YOUR OBJECTIVE - Total the lines of the listing below that hold the word "data". Output nothing except that number.
··········
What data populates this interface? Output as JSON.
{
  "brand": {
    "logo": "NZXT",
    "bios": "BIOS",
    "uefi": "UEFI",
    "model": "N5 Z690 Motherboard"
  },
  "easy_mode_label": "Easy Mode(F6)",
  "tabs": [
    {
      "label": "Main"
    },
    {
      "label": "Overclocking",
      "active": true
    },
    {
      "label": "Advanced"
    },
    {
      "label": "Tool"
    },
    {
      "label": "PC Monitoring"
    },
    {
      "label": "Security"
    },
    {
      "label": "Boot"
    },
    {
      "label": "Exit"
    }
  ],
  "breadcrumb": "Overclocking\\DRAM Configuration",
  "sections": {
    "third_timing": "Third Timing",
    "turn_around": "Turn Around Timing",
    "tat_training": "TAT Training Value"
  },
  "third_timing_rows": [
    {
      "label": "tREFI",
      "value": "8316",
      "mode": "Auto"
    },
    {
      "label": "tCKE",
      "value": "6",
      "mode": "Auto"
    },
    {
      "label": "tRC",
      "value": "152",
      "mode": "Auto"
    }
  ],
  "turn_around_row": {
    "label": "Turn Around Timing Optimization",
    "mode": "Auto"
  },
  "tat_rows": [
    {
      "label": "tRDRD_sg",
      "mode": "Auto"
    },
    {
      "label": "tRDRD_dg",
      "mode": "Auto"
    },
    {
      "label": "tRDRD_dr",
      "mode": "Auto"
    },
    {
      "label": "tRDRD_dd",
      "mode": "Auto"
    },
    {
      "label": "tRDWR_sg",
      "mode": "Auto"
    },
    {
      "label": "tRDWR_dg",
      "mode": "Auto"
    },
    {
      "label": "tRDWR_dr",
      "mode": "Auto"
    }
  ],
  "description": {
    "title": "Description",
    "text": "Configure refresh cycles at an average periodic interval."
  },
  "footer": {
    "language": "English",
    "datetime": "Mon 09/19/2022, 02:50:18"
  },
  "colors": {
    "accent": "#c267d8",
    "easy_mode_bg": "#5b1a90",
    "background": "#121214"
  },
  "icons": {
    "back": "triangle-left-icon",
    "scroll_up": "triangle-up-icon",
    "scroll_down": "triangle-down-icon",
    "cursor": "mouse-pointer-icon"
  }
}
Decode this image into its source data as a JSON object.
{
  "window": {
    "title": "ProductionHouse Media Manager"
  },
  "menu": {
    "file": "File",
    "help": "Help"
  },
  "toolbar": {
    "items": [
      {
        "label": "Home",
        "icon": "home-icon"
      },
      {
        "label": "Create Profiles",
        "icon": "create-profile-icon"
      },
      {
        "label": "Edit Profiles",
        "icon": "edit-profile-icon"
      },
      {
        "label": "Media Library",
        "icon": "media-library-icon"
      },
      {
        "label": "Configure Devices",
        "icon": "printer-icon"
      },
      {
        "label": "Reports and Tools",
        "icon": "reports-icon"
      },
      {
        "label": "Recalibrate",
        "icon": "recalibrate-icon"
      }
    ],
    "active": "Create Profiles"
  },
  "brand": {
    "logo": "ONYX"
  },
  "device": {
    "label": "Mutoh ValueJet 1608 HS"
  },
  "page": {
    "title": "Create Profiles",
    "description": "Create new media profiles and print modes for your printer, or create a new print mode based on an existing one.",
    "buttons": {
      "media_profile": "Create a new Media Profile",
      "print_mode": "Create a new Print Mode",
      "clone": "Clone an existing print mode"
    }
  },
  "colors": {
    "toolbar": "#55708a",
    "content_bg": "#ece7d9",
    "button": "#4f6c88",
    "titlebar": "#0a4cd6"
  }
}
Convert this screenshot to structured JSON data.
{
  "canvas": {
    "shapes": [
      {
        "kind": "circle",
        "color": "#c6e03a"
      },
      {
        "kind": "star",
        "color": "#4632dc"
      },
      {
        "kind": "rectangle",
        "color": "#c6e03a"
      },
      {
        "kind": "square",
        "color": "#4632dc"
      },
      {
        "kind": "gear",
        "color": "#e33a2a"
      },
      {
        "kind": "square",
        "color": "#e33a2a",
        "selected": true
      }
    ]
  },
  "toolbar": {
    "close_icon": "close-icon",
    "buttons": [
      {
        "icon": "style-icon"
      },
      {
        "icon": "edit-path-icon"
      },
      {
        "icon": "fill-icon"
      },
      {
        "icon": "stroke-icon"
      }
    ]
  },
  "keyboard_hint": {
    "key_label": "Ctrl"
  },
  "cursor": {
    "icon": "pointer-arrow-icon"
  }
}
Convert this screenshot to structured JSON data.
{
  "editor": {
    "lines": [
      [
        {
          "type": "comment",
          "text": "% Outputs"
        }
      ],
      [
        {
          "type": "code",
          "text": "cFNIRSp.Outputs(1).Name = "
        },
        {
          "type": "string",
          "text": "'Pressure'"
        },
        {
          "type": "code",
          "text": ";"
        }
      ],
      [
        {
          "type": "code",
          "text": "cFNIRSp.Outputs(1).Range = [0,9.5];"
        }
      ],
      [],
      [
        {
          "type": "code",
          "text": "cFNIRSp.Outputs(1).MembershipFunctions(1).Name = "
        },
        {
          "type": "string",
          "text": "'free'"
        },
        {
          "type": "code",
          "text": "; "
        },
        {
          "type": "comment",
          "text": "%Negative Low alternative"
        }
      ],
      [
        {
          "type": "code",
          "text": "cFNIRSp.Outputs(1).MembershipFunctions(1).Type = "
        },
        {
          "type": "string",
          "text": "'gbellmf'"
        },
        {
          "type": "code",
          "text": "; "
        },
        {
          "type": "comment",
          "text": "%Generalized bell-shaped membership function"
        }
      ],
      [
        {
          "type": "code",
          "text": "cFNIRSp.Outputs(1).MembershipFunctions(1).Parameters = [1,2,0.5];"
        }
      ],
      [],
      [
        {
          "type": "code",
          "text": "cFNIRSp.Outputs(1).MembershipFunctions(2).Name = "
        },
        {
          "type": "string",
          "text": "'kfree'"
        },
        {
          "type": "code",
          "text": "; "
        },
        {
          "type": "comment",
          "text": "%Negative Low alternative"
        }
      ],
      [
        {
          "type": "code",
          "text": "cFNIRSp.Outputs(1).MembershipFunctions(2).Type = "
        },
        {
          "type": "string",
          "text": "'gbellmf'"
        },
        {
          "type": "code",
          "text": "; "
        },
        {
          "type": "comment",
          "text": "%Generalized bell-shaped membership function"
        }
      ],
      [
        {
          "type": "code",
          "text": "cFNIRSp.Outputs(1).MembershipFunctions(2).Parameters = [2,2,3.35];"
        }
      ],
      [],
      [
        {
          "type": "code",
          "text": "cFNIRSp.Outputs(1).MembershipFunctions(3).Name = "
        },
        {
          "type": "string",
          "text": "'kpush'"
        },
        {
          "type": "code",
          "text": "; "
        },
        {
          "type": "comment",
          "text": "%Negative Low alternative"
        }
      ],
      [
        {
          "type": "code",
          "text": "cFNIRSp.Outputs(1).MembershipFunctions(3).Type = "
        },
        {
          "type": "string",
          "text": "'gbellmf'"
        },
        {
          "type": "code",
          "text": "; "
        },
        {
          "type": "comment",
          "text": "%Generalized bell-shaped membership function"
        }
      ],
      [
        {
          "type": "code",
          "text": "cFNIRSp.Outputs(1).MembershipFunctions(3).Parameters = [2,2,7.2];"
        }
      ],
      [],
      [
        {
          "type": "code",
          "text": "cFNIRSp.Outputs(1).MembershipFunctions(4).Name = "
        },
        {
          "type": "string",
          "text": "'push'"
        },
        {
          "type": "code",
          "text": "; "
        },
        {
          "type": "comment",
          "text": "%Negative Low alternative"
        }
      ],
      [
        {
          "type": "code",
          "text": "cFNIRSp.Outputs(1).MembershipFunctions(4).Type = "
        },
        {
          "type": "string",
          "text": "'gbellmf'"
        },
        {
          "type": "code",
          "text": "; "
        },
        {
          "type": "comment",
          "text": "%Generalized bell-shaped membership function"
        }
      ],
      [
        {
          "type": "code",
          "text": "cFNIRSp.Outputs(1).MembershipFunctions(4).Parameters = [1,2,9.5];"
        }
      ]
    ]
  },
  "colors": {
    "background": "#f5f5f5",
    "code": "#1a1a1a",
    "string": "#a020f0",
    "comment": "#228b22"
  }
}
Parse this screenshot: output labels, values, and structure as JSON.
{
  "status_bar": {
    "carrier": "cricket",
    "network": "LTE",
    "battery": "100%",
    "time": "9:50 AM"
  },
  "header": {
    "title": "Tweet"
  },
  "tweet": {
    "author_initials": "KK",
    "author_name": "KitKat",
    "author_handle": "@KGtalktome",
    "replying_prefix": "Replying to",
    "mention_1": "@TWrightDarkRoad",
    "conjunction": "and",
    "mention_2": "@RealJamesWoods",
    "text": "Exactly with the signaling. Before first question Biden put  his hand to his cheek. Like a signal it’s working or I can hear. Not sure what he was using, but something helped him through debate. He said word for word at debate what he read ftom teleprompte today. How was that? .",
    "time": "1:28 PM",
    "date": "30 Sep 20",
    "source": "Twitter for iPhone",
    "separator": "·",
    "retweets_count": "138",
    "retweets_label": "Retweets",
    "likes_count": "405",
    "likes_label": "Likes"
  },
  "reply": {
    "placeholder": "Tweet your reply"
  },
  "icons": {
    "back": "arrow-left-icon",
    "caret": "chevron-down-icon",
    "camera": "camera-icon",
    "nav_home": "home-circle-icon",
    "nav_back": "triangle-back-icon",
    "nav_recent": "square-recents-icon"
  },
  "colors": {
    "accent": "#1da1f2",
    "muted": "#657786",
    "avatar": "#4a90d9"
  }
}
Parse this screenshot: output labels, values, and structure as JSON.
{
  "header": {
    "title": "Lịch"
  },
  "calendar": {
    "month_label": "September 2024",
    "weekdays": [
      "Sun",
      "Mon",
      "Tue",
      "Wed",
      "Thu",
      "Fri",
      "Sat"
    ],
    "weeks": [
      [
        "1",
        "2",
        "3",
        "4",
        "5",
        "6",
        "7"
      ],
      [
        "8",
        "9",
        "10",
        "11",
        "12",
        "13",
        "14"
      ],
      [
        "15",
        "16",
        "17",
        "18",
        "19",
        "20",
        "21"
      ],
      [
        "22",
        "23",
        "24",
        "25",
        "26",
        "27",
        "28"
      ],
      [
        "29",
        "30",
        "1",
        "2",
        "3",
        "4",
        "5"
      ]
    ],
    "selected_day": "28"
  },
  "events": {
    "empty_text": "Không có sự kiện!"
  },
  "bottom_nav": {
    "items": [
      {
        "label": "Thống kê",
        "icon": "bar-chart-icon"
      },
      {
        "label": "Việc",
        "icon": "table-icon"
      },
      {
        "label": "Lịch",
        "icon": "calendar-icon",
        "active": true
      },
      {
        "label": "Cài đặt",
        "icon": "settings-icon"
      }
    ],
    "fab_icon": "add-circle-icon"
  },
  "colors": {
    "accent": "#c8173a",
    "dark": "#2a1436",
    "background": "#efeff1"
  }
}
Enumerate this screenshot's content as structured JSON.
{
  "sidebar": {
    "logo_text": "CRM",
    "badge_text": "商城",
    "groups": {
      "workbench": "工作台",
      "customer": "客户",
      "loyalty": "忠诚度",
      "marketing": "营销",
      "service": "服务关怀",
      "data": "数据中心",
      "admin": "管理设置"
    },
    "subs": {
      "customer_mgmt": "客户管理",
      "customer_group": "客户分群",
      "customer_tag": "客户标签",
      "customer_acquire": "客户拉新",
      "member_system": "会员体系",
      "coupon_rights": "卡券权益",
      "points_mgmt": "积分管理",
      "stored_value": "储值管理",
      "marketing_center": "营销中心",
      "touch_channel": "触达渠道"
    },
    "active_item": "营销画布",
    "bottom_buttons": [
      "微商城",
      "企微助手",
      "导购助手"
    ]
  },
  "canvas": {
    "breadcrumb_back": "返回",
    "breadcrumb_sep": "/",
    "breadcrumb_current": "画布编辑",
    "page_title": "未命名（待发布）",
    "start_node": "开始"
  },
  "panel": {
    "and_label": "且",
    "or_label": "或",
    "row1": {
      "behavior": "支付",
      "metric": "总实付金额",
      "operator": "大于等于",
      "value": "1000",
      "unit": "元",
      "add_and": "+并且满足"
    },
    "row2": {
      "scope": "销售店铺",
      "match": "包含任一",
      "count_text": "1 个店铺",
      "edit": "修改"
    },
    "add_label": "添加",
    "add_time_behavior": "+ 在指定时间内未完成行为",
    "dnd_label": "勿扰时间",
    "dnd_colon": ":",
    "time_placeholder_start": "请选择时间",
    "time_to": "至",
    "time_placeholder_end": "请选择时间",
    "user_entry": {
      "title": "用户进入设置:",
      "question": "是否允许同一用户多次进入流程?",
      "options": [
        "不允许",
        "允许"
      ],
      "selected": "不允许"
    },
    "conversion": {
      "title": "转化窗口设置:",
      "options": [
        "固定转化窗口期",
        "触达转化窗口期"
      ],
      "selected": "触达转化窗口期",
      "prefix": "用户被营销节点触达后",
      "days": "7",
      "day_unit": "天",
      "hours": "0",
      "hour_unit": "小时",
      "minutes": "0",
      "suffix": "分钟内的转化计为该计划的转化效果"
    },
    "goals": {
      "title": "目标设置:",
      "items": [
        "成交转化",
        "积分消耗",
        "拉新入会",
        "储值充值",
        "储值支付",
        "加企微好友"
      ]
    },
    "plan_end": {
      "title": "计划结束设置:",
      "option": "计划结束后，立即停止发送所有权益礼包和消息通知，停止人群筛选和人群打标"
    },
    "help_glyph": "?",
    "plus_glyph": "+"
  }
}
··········
FINISHED TASK - 5